Isotopes are used to tag cells in a variety of ways. In the human body, radioisotopes are the best way of studying organ function and blood cells in various blood diseases and of identifying areas of infection.
To tag cells, a blood sample is first taken from the patient. Blood cells are separated and tagged with a radioactive material (red blood cells, platelets and polynuclear cells) under a vertical laminar flow hood in the cell tagging room of the nuclear medicine department.
Aim: Assessing glomerular filtration
Principal: Plasma clearance is the most important parameter for assessing kidney function.
Method: Injection of 3.7 MBq of EDTA-51Cr at T0.Subsequent blood samples taken at T90 and T180. Plasma activity of chromium-51 measured for each sample.
Result: In an adult, the normal value is 125 ml/min.
Aim: Determining blood volume and erythrocyte volume
Main indication: Polyglobulia, thrombocythemia
Principal: The dilation method is used to measure these volumes.
Method:Blood sample taken and red blood cells tagged with chromium-51.Specific volume of red blood cells tagged with 51Cr reinjected.Blood samples taken 20 and 40 minutes later.The volume of blood and of red blood cells is determined based on the level of radioactivity in the samples. The values obtained are compared with theoretical values according to sex, weight and height.
Result: If the patient has polyglobulia, the actual corpuscular volume will be different to the expected volume (>20%).
Aim: Identifying areas of infection
Principal: Radioactively-tagged polynuclear cells that have been reinjected into the patient will target the pathogen in order to phagocytise it. Using a gamma camera, a cluster of radioactively-tagged white blood cells can therefore be seen in the site of the infection.
Method:After taking a blood sample from the patient, polynuclear cells are isolated using density gradient sedimentation and centrifugation.They are then tagged with 99mTc-HMPAO or 111mIn-oxinate.The radioisotope used depends on the disease.After being reinjected with the tagged cells, the patient is placed under a gamma camera.
Result: Identification of precise location of infection.
Aim: Identifying the cause of thrombocytopenia.

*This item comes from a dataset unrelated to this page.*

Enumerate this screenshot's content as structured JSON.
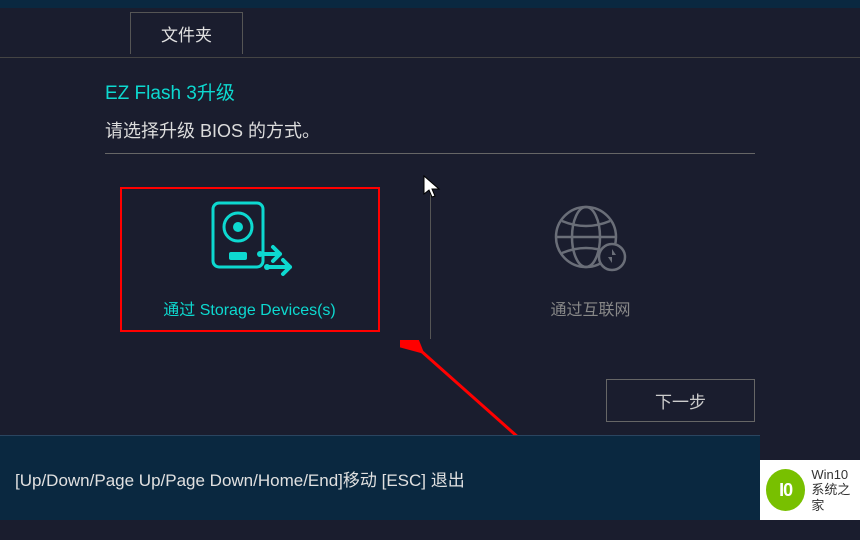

The cause may be central (production error) or peripheral (high destruction rate in spleen or liver).
Principal: Radioactively-tagged platelets are reinjected into the patient and counted in the spleen, liver and precordium using images taken with a gamma camera. Daily blood tests are carried out over a week to measure the lifespan of the platelets.
Method: After taking a blood sample from the patient, the platelets are isolated using centrifugation then tagged with 111In-oxinate.They are then reinjected into the patient.They are tracked in the body using a gamma camera.
Your child may need to undergo testing in the nuclear medicine department of the Eugène Marquis Centre. Staff at the Centre are on call to answer all your questions.
This leaflet helps children understand the tests that they are going to undergo.